▶ **Task description**: Retype the data below without altering anything.

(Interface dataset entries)
^^^^^^^^^^^^^^^^
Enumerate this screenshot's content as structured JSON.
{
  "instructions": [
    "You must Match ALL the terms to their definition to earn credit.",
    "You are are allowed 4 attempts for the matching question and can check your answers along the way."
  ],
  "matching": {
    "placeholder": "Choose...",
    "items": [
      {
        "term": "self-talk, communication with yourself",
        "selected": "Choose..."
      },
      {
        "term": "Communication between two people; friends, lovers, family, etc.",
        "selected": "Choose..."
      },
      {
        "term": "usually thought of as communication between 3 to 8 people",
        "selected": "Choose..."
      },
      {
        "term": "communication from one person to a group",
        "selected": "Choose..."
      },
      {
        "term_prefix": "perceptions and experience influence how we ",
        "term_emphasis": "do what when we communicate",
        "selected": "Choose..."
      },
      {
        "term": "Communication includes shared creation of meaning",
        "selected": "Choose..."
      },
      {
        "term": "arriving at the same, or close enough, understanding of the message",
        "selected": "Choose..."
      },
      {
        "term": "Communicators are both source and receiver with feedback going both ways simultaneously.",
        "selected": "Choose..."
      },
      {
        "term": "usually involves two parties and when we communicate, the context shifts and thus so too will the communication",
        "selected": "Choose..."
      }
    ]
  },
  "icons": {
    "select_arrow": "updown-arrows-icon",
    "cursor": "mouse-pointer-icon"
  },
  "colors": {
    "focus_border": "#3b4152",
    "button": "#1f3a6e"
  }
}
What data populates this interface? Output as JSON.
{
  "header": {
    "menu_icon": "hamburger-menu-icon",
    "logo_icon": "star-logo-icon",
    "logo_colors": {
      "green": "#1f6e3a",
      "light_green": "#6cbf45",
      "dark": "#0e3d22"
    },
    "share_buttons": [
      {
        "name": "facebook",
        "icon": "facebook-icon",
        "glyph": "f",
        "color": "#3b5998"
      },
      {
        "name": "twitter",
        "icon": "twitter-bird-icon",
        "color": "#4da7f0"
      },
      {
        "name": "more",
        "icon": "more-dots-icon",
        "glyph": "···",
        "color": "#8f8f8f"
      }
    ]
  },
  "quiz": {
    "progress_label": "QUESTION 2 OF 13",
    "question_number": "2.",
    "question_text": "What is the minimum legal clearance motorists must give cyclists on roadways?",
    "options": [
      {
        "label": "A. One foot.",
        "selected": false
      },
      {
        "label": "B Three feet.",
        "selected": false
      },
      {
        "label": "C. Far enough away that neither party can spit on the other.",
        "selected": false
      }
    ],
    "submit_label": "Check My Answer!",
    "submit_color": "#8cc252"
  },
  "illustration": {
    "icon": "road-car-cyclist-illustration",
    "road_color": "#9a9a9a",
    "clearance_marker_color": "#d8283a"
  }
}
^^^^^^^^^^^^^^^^
▶ **Your solution**:
Enumerate this screenshot's content as structured JSON.
{
  "instructions": [
    "You must Match ALL the terms to their definition to earn credit.",
    "You are are allowed 4 attempts for the matching question and can check your answers along the way."
  ],
  "matching": {
    "placeholder": "Choose...",
    "items": [
      {
        "term": "self-talk, communication with yourself",
        "selected": "Choose..."
      },
      {
        "term": "Communication between two people; friends, lovers, family, etc.",
        "selected": "Choose..."
      },
      {
        "term": "usually thought of as communication between 3 to 8 people",
        "selected": "Choose..."
      },
      {
        "term": "communication from one person to a group",
        "selected": "Choose..."
      },
      {
        "term_prefix": "perceptions and experience influence how we ",
        "term_emphasis": "do what when we communicate",
        "selected": "Choose..."
      },
      {
        "term": "Communication includes shared creation of meaning",
        "selected": "Choose..."
      },
      {
        "term": "arriving at the same, or close enough, understanding of the message",
        "selected": "Choose..."
      },
      {
        "term": "Communicators are both source and receiver with feedback going both ways simultaneously.",
        "selected": "Choose..."
      },
      {
        "term": "usually involves two parties and when we communicate, the context shifts and thus so too will the communication",
        "selected": "Choose..."
      }
    ]
  },
  "icons": {
    "select_arrow": "updown-arrows-icon",
    "cursor": "mouse-pointer-icon"
  },
  "colors": {
    "focus_border": "#3b4152",
    "button": "#1f3a6e"
  }
}
What data populates this interface? Output as JSON.
{
  "header": {
    "menu_icon": "hamburger-menu-icon",
    "logo_icon": "star-logo-icon",
    "logo_colors": {
      "green": "#1f6e3a",
      "light_green": "#6cbf45",
      "dark": "#0e3d22"
    },
    "share_buttons": [
      {
        "name": "facebook",
        "icon": "facebook-icon",
        "glyph": "f",
        "color": "#3b5998"
      },
      {
        "name": "twitter",
        "icon": "twitter-bird-icon",
        "color": "#4da7f0"
      },
      {
        "name": "more",
        "icon": "more-dots-icon",
        "glyph": "···",
        "color": "#8f8f8f"
      }
    ]
  },
  "quiz": {
    "progress_label": "QUESTION 2 OF 13",
    "question_number": "2.",
    "question_text": "What is the minimum legal clearance motorists must give cyclists on roadways?",
    "options": [
      {
        "label": "A. One foot.",
        "selected": false
      },
      {
        "label": "B Three feet.",
        "selected": false
      },
      {
        "label": "C. Far enough away that neither party can spit on the other.",
        "selected": false
      }
    ],
    "submit_label": "Check My Answer!",
    "submit_color": "#8cc252"
  },
  "illustration": {
    "icon": "road-car-cyclist-illustration",
    "road_color": "#9a9a9a",
    "clearance_marker_color": "#d8283a"
  }
}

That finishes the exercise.